This was my first time to 53 Degrees which is on the edge of the relatively new UCLAN the expansion of which has gone some way into reviving Preston from a decaying Northern town into a slightly more vibrant city and appeared to be a modern, purpose built venue with good eye-lines and decent facilities (bar). Ticket availability on the door suggested the 1,500 capacity venue wasn’t quite sold out but there was a decent sized crowd there to see the band now in their 44th year!

We got there in good time to buy a drink and find a spot to stand before the band came on to open with perennial classic Lights Out. The one thing that immediately struck me was the pace of the song seemed slower than the original album version and other recorded live versions. Perhaps it was no wonder, Phil Mogg (who I recently discovered I share a birthday with) is approaching 65 while Raymond is only two and a half years off his 70th birthday! Lights Out was immediately followed by (think I’ve got this right) Mother Mary and Let It Roll and you suddenly realised you were watching a class act with a brilliant back catalogue of top rock songs. The classics were followed by a couple of new songs from the new album Seven Deadly but bar a track from The Visitor album ‘Hell Driver’ the rest of the set was made up of songs from the classic ‘Schenker’ years all appearing on the magnificent Strangers In The Night love album.
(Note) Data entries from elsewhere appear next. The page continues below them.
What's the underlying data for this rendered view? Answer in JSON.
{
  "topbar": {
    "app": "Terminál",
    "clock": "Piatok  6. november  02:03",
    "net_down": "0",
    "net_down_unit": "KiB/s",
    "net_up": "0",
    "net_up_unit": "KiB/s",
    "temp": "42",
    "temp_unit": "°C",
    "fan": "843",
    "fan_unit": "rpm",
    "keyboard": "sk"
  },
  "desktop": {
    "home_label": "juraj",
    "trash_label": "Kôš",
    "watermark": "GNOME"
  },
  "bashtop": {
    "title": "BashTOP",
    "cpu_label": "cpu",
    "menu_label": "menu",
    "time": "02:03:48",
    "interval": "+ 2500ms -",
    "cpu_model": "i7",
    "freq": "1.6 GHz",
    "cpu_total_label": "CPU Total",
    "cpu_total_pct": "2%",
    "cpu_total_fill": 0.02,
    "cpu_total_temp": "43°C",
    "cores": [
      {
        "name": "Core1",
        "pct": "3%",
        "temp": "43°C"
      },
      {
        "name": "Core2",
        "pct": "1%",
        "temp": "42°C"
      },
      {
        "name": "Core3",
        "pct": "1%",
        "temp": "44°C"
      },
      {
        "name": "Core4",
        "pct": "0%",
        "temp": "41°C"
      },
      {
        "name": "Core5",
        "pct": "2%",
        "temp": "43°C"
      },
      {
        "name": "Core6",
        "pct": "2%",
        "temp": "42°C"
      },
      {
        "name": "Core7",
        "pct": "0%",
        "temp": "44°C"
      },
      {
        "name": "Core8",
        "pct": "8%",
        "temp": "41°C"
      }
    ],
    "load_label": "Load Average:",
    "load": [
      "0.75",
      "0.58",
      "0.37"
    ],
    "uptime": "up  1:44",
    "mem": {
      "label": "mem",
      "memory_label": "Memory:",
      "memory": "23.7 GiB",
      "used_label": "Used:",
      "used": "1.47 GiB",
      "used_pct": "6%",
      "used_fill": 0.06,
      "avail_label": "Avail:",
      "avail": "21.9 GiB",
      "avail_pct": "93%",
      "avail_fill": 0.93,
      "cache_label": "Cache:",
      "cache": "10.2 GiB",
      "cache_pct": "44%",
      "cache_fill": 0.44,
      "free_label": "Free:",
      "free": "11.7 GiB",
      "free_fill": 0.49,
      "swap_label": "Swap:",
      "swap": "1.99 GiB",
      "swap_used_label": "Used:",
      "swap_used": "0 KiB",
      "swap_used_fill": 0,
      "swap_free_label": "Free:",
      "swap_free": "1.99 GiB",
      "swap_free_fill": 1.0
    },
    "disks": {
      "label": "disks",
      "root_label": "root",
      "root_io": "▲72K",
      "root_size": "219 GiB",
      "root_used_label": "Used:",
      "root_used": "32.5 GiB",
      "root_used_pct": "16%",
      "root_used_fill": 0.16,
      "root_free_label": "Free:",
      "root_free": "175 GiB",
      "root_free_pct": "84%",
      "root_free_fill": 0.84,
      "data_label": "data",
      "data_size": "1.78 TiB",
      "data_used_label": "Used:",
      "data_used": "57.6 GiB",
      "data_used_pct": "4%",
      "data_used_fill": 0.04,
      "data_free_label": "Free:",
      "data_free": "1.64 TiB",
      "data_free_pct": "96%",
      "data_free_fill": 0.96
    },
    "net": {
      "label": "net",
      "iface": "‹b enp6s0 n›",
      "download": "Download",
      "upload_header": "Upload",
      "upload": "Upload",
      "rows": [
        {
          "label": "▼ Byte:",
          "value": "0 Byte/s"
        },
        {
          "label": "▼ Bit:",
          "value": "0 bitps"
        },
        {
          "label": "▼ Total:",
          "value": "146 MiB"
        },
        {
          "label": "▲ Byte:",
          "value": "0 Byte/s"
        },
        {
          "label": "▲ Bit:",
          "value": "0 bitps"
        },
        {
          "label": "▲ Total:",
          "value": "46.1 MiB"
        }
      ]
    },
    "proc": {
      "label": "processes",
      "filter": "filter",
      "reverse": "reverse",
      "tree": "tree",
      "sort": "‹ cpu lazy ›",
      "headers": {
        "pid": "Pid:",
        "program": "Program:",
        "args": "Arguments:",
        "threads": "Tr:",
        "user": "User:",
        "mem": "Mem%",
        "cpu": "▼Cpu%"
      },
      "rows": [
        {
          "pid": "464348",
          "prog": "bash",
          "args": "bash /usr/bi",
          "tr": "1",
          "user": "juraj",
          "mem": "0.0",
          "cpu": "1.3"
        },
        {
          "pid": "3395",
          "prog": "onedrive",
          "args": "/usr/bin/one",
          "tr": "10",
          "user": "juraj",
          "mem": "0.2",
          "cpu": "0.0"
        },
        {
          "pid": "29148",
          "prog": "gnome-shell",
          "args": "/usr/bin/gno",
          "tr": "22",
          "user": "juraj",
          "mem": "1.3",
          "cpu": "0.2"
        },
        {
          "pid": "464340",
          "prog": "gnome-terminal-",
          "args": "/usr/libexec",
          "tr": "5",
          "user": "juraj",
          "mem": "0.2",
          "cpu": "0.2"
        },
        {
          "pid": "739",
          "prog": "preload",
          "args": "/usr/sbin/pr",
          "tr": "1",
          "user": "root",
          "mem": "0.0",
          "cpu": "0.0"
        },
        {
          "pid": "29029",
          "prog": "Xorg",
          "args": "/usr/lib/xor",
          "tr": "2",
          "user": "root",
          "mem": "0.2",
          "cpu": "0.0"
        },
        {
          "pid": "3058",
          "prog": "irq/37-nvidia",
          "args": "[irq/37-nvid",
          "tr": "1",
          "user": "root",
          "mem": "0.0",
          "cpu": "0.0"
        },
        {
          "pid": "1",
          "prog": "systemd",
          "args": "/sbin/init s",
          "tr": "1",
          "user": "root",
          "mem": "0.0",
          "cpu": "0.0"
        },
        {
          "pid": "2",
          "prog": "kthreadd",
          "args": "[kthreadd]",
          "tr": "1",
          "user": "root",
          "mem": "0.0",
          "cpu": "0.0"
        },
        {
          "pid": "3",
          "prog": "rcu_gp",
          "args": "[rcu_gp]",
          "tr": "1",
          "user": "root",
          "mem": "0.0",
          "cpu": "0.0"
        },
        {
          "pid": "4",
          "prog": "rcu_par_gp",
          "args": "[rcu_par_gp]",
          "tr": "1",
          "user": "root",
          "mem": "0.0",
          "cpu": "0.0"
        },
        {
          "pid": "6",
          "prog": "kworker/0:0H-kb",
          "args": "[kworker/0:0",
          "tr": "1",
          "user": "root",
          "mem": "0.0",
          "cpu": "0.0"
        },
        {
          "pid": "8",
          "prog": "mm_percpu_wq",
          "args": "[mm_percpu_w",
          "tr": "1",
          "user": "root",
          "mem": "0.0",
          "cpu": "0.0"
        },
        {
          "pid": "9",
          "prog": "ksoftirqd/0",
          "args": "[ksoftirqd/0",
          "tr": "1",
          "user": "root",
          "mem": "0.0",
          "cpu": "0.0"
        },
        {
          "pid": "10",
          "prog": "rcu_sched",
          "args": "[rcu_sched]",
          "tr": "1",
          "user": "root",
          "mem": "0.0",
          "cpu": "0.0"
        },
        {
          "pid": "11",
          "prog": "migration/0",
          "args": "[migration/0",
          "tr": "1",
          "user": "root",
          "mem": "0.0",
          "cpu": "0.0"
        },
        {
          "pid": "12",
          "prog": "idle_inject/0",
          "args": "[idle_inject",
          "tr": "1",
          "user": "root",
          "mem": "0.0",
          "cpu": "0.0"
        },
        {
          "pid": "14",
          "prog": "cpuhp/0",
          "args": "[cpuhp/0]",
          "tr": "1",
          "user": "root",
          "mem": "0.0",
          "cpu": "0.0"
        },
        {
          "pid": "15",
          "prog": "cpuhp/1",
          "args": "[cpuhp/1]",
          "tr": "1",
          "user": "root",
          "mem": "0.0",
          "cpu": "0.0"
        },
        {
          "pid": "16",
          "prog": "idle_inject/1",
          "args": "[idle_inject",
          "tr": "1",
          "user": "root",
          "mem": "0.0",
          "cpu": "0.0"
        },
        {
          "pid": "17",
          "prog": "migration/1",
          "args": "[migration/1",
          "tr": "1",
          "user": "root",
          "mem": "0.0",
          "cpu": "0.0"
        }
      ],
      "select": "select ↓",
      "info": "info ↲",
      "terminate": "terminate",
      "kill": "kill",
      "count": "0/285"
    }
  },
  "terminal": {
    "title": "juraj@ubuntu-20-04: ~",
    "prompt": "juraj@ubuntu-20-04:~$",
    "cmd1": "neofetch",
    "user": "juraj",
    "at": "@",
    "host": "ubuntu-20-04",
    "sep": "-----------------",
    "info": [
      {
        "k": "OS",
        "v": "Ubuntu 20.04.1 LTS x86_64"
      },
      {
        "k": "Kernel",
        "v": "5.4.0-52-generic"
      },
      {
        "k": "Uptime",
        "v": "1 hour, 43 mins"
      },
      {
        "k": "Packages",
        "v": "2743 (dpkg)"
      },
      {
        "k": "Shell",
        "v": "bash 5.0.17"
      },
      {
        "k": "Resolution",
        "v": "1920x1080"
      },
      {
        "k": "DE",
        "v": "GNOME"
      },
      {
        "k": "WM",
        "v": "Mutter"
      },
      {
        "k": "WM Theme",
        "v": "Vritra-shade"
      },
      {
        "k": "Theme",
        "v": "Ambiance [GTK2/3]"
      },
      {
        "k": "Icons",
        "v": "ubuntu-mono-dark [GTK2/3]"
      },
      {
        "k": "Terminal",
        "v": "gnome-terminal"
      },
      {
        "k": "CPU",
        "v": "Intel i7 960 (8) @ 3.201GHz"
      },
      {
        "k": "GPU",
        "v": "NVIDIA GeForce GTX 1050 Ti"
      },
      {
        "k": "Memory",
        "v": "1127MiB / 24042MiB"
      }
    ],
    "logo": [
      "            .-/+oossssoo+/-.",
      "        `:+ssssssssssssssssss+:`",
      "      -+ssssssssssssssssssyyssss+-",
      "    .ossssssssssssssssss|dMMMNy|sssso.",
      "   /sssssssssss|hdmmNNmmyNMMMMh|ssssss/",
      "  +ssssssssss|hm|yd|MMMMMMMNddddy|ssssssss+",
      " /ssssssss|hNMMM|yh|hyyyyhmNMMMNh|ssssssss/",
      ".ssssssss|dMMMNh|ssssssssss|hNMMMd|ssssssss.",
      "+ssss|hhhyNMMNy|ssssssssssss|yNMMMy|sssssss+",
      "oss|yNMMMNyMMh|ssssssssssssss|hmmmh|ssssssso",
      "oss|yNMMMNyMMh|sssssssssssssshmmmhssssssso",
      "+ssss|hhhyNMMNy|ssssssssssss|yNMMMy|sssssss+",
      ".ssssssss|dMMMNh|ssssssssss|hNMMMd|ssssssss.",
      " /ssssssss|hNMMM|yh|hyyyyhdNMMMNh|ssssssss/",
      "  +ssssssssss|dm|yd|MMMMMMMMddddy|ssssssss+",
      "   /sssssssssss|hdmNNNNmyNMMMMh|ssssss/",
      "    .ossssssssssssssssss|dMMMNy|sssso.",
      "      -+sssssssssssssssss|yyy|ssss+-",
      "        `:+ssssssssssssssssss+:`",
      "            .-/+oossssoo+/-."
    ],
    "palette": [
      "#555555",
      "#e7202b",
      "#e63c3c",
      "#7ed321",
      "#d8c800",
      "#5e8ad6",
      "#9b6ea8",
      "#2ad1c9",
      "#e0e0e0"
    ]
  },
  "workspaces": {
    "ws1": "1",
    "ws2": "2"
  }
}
The last time I saw UFO when they reunited with Schenker to tour in about 1995 when Schenker and Pete Way appeared to take centre stage and Mogg very much remained ‘stage rear’ and appeared at times to hold the microphone some distance from his mouth which I felt was to avoid us hearing his struggling vocal. But tonight he was in great form (for his age) definitely leading the band with a great rapport with American guitarist Vinnie More and loud and clear on the vocals. Whereas he’s gone from skinny jeaned chanteur in his older age he’s become camper and grumpy who wouldn’t look out of place doing stand-up in a local comedy club! But it was a nice touch when he remembered a local musician now departed. UFO have had great guitarists in the path so it’s impossible not to compare Moore with his predecessors, especially Schenker and his successor Paul ‘Tonka’ Chapman. Chapman gave UFO a sometimes darker feel and also a pop-rock feel especially on the brilliant Wild The Willing And The Innocent album following Schenker’s melodic and thrilling riffs and soloing. Moore appears less fluid that especially Schenker and his CV suggests he’s played at the highest level with, amongst others, Alice Cooper, but never really played in a band at the top table. Not that I know much about guitar playing but I thought he might be a bit of a classicist at heart rather than natural born rocker but there were shades of Schenker when he held his guitar behind his neck and continued with a ripping solo, which it was great to see the mystery bassist joining in with. Perhaps a bit too much reverb on his solo during Rock Bottom and he certainly looked more comfortable playing his own compositions rather than from the UFO back catalogue. Raymond, in spite of his highlights and un-changing hair style looked his age at times and Andy Parker kept a steady beat at the back but there was no reason to fault them musically as they kept faith to the classics.

A great gig, much appreciated by us ageing rockers which also appeared genuinely received by the band members. Long may UFO continue to knock out the classic songs, here is what I remember to be the set list (not necessarily in order):

Lights Out
Mother Mary
Let It Roll
Cherry
Only You Can Rock Me
Hell Driver
Love To Love
Too Hot To Handle
Rock Bottom
Fight Night
Burn Your House Down
Wonderland
Encore: Doctor Doctor and Shoot Shoot